■ **Information provided**:
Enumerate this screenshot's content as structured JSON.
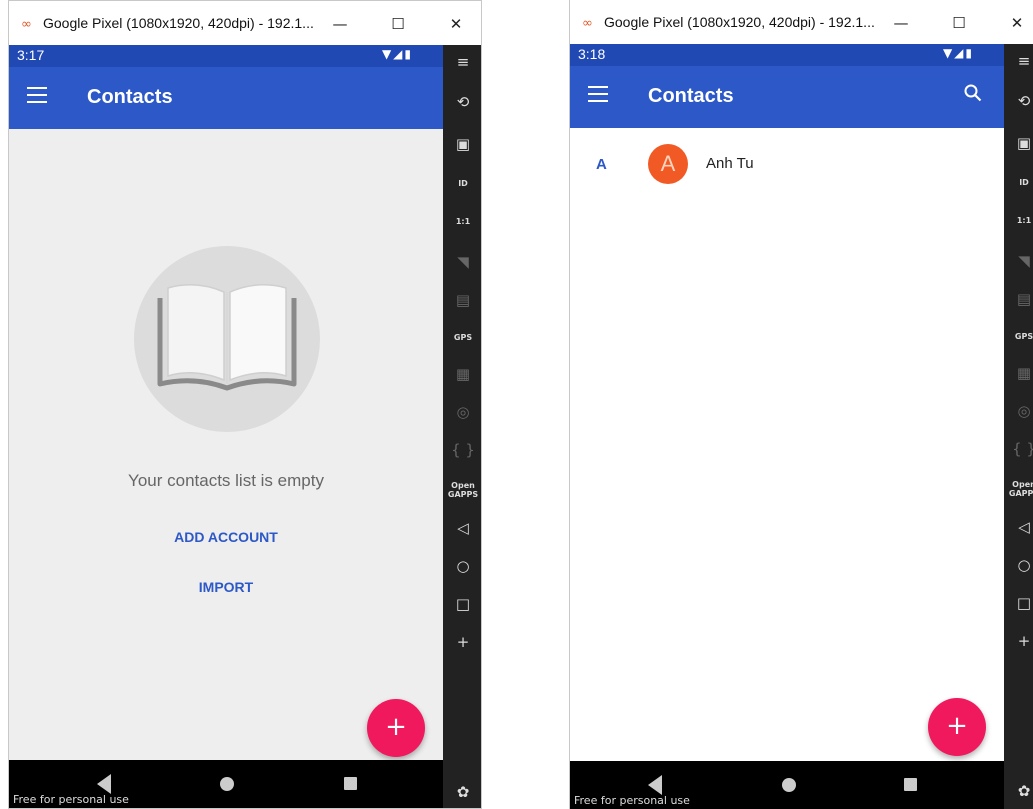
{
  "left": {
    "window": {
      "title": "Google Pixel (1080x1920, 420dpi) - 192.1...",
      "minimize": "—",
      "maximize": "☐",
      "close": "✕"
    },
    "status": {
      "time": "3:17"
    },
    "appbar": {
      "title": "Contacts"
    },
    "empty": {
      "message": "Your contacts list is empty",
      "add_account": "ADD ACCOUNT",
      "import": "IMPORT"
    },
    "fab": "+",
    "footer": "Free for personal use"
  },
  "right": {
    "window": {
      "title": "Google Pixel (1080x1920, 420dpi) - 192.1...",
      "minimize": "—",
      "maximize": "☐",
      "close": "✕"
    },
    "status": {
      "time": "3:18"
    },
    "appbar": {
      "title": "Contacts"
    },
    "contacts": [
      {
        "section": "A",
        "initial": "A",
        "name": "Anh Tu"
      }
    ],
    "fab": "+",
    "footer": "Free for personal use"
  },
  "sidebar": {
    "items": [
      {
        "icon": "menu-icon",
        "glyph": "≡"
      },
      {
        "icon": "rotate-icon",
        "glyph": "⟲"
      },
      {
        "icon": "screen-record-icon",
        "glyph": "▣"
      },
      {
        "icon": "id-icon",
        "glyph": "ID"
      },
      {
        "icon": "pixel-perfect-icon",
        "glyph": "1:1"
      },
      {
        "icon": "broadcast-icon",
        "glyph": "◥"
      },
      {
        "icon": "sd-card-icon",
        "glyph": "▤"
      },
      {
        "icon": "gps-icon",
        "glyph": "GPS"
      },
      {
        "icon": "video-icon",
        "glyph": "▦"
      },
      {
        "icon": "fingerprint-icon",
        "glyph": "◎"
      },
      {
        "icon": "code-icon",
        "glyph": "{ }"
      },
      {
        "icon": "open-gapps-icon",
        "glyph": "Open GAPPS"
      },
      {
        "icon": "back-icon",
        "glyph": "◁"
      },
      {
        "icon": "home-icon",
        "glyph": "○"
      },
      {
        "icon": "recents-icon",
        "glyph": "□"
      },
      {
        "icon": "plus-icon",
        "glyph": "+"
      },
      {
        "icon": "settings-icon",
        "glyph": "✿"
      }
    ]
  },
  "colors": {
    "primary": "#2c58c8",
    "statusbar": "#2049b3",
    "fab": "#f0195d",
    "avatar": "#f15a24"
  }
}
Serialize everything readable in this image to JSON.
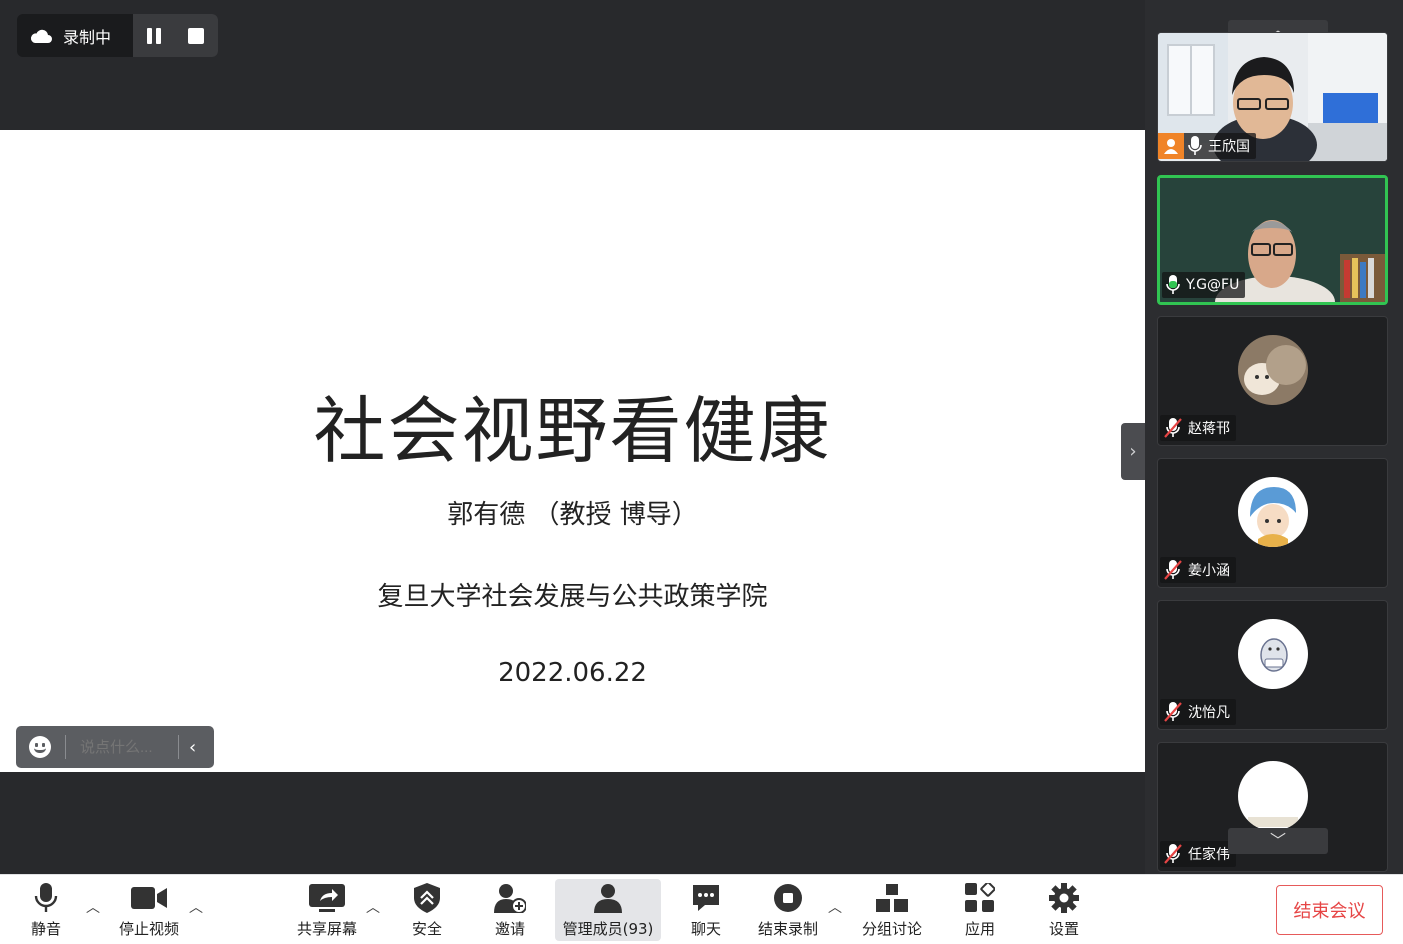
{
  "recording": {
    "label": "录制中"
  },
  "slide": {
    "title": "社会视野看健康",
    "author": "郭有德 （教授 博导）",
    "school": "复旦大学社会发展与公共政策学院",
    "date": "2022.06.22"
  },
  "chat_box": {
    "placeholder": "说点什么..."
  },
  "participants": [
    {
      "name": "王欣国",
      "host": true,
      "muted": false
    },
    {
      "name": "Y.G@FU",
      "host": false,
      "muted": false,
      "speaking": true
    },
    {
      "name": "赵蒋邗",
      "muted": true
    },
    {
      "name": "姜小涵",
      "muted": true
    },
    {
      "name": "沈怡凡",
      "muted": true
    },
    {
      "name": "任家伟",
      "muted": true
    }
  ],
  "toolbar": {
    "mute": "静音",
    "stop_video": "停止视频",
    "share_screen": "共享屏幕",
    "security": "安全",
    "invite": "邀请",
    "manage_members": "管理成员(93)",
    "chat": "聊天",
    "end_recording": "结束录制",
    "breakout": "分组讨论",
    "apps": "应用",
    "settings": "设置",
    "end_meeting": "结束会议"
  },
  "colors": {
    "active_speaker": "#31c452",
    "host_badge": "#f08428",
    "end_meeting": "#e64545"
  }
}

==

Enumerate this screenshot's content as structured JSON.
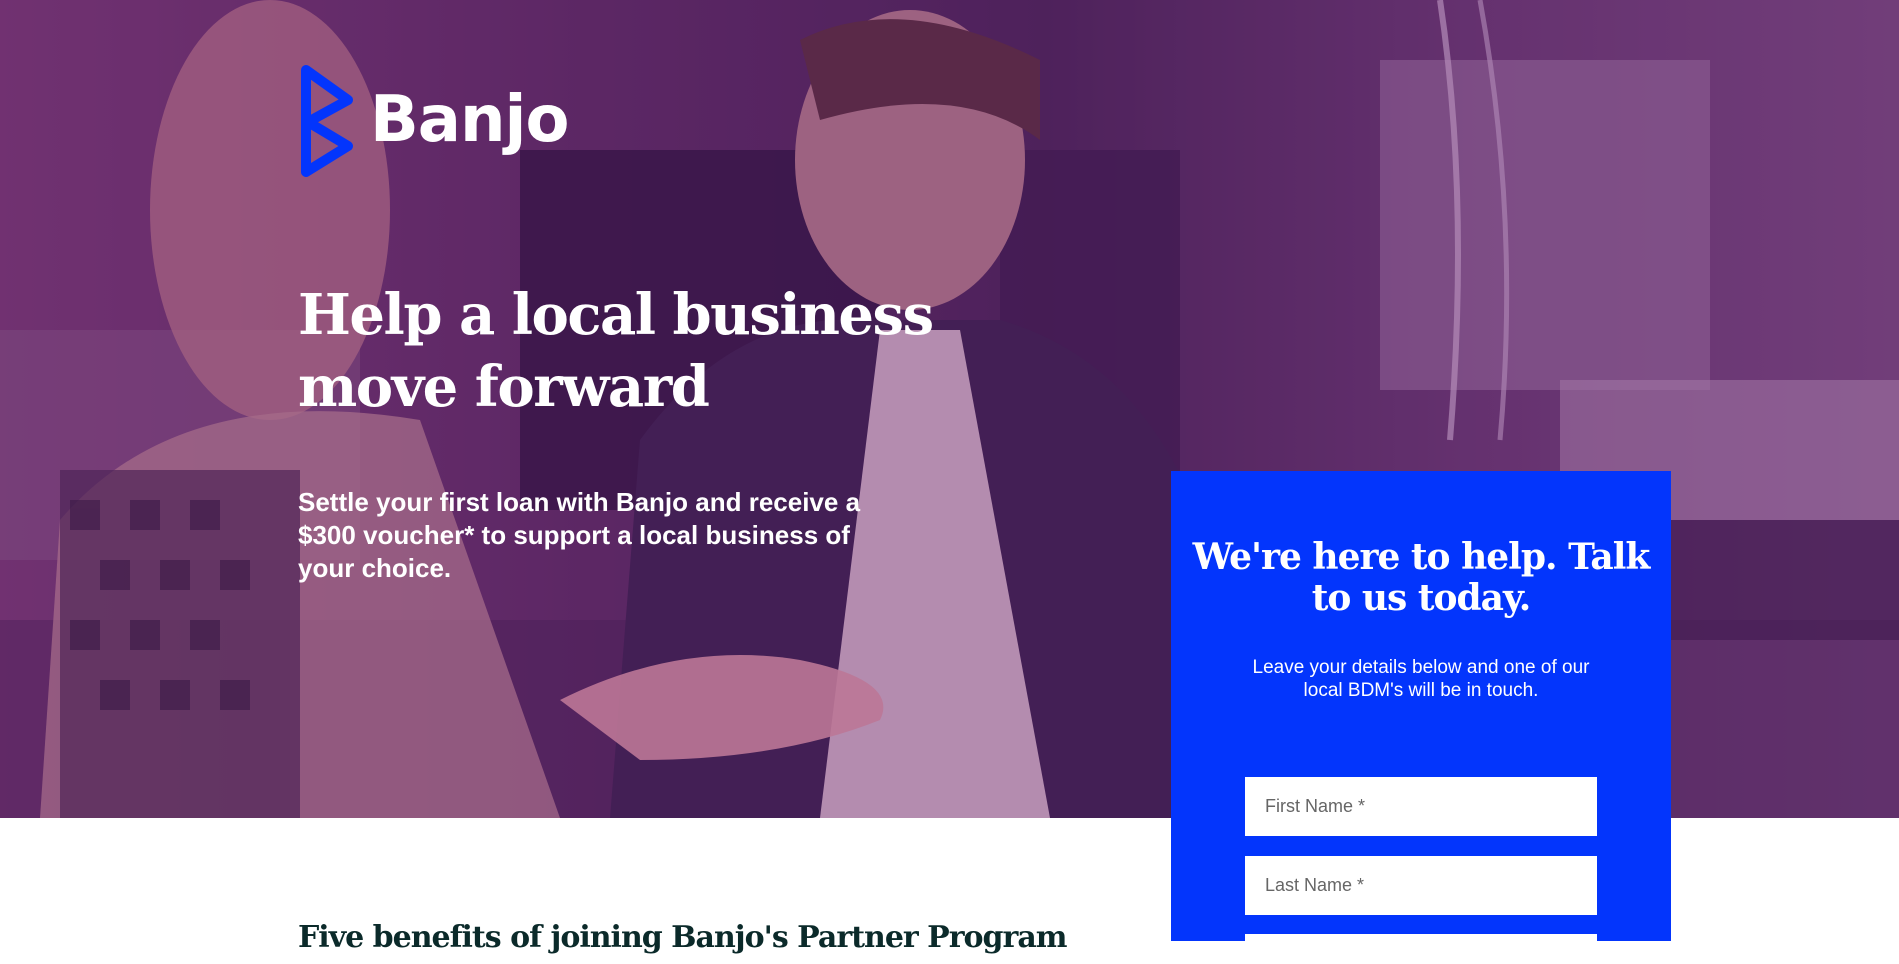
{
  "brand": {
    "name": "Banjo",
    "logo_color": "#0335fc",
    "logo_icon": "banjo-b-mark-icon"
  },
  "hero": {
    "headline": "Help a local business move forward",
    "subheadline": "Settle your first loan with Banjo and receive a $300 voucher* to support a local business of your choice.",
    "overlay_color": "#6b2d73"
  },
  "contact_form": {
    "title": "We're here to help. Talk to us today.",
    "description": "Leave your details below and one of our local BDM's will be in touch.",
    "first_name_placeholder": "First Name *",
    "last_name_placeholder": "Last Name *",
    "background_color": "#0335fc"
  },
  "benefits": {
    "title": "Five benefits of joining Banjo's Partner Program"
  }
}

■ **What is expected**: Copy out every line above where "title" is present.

■ **Task result**:
      "title": "Google Pixel (1080x1920, 420dpi) - 192.1...",
      "title": "Contacts"
      "title": "Google Pixel (1080x1920, 420dpi) - 192.1...",
      "title": "Contacts"
    "title": "社会视野看健康",
    "title": "We're here to help. Talk to us today.",
    "title": "Five benefits of joining Banjo's Partner Program"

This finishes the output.